Mary Susan Pine, who stands outside abortion clinics and advises women not to have the procedure, was accused of blocking a car from entering a Florida abortion clinic in 2009. In December, a judge threw out the case, in which the government sought $10,000 in fines and a permanent injunction barring Pine from counseling women outside the Presidential Women's Center in West Palm Beach, Fla. The government had been appealing the ruling until it was announced Monday it would no longer pursue the case.

Pine's lawyer said she was a victim of a politically-driven prosecution.

"It is irresponsible for the U.S. Department of Justice to place politics above principle when deciding to prosecute, and thus attempt to silence, a pro-life sidewalk counselor without any evidence of wrongdoing," Mathew Staver, founder and chairman of Liberty Counsel, said in a statement. "When the nation’s highest law enforcement officer files suit against any citizen, the suit must be based on the law coupled with compelling evidence. Anything less is an abuse of the high office."

A spokesperson for the Department of Justice defended prosecution decision as "based on the facts presented during our investigations and the applicable federal laws." In Pine's case, "the department made a decision to settle with the defendant rather than continue with costly litigation."
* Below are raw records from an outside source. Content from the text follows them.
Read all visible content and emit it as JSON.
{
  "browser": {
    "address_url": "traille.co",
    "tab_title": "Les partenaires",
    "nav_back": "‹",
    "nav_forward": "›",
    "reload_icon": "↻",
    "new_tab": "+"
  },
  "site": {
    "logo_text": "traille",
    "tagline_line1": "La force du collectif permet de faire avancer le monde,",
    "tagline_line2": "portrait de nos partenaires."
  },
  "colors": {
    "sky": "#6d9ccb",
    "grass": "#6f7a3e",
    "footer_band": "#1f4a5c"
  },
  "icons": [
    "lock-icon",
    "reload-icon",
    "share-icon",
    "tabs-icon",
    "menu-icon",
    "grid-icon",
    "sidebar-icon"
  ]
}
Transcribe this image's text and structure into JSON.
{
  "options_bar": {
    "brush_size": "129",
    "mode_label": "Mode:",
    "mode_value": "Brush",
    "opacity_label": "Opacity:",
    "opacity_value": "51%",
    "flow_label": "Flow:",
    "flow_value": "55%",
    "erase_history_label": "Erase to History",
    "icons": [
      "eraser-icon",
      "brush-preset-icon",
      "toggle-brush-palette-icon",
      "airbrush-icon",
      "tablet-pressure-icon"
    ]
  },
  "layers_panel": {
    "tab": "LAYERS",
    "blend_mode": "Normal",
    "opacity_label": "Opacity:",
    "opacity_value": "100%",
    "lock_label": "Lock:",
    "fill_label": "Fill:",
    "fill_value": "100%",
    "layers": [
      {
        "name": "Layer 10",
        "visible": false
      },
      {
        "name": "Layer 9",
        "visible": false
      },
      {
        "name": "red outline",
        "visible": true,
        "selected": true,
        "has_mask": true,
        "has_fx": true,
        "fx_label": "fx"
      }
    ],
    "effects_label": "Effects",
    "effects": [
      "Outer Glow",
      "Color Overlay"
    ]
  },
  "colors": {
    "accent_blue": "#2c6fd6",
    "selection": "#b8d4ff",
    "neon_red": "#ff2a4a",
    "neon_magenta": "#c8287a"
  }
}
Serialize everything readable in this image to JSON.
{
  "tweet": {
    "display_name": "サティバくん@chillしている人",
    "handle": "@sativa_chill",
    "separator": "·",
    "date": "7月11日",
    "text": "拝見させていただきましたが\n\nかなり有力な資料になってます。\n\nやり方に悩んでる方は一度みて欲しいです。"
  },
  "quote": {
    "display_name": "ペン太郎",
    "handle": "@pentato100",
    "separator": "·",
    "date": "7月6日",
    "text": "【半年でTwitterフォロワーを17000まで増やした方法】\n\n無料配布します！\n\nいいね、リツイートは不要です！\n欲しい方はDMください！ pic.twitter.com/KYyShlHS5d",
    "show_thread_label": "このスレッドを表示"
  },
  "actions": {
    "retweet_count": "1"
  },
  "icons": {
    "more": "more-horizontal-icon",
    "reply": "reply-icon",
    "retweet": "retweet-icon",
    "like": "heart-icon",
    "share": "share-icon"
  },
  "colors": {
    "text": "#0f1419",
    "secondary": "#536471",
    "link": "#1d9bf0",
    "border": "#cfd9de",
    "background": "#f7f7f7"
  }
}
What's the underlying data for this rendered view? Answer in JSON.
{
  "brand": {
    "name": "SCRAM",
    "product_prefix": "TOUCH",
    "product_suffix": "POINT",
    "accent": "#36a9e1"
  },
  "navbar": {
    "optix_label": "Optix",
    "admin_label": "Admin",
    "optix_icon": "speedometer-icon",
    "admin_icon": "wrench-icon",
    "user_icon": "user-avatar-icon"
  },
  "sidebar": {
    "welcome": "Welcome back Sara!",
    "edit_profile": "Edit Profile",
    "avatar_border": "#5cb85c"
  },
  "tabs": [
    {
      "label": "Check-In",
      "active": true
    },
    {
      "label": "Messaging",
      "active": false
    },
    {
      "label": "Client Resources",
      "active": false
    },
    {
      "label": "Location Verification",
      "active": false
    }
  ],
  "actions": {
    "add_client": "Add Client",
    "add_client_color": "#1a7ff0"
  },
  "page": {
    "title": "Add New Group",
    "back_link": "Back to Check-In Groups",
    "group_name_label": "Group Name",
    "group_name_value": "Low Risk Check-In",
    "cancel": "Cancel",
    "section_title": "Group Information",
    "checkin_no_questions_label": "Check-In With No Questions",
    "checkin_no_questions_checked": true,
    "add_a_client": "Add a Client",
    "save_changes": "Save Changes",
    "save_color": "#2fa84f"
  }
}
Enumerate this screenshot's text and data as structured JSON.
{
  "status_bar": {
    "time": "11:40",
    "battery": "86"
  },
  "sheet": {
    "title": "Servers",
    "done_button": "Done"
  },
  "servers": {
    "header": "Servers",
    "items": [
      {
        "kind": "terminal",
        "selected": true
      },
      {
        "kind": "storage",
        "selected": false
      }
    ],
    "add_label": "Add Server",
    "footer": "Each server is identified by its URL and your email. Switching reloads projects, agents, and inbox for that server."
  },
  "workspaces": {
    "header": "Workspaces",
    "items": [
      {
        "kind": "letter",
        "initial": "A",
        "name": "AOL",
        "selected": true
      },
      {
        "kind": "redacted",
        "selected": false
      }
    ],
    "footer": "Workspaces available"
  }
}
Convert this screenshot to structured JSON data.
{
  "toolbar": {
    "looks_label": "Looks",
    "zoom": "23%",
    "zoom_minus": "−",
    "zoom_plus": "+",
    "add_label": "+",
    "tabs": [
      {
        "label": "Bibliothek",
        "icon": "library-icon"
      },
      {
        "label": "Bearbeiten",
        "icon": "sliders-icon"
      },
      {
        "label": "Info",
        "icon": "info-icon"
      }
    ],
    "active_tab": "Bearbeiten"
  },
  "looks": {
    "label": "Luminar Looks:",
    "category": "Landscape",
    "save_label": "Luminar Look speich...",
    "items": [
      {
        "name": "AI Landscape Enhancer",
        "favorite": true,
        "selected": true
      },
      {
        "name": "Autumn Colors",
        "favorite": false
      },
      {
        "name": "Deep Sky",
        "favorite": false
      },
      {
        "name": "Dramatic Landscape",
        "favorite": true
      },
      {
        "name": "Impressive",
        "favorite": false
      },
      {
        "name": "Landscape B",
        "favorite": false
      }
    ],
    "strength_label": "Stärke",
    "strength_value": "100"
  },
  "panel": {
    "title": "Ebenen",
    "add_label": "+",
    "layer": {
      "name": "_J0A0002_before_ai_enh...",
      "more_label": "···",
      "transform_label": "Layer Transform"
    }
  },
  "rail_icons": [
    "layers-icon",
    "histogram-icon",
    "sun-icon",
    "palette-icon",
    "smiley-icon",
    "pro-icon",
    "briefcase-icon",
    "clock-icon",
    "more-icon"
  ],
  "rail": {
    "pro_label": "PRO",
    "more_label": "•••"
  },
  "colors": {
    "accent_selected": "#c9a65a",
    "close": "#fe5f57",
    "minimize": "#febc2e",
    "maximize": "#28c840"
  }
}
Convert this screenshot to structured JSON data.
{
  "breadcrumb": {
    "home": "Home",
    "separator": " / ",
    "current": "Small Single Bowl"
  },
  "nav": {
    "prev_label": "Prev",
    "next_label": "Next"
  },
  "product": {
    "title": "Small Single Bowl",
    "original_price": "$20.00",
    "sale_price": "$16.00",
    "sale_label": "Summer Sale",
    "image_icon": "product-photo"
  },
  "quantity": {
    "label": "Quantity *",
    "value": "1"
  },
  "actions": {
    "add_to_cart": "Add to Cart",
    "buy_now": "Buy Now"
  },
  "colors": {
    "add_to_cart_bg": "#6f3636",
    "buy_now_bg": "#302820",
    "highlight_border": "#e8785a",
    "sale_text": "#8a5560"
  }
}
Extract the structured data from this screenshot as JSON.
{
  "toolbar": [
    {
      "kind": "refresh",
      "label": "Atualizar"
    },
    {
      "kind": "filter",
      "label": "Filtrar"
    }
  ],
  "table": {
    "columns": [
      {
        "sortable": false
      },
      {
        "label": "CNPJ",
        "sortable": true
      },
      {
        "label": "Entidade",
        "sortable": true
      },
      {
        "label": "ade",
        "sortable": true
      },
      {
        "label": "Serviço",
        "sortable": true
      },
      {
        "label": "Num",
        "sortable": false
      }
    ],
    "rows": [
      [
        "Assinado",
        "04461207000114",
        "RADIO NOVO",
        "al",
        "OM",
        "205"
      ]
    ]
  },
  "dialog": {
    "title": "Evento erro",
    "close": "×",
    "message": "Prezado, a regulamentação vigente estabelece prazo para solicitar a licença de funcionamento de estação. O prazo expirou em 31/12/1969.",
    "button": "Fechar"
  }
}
Florida District Judge Kenneth Ryskamp said in December the case appeared to be part of a "concerted effort" between the government and the Presidential Women's Center.

"The Court is at a loss as to why the government chose to prosecute this particular case in the first place,” Ryskamp wrote in a summary judgment order against the feds. “The court can only wonder whether this action was the product of a concerted effort between the government and PWC, which began well before the date of the incident at issue, to quell Ms. Pine’s activities rather than to vindicate the rights of those allegedly aggrieved by Ms. Pine’s conduct."

Under the Freedom of Access to Clinic Entrances (FACE) federal law, DOJ officials alleged that Pine obstructed a car from entering the Florida abortion clinic on Nov. 19, 2009.

Pine, who could not be reached for comment, had denied obstructing any vehicle from entering the clinic.

Click here to read Holder v. Pine.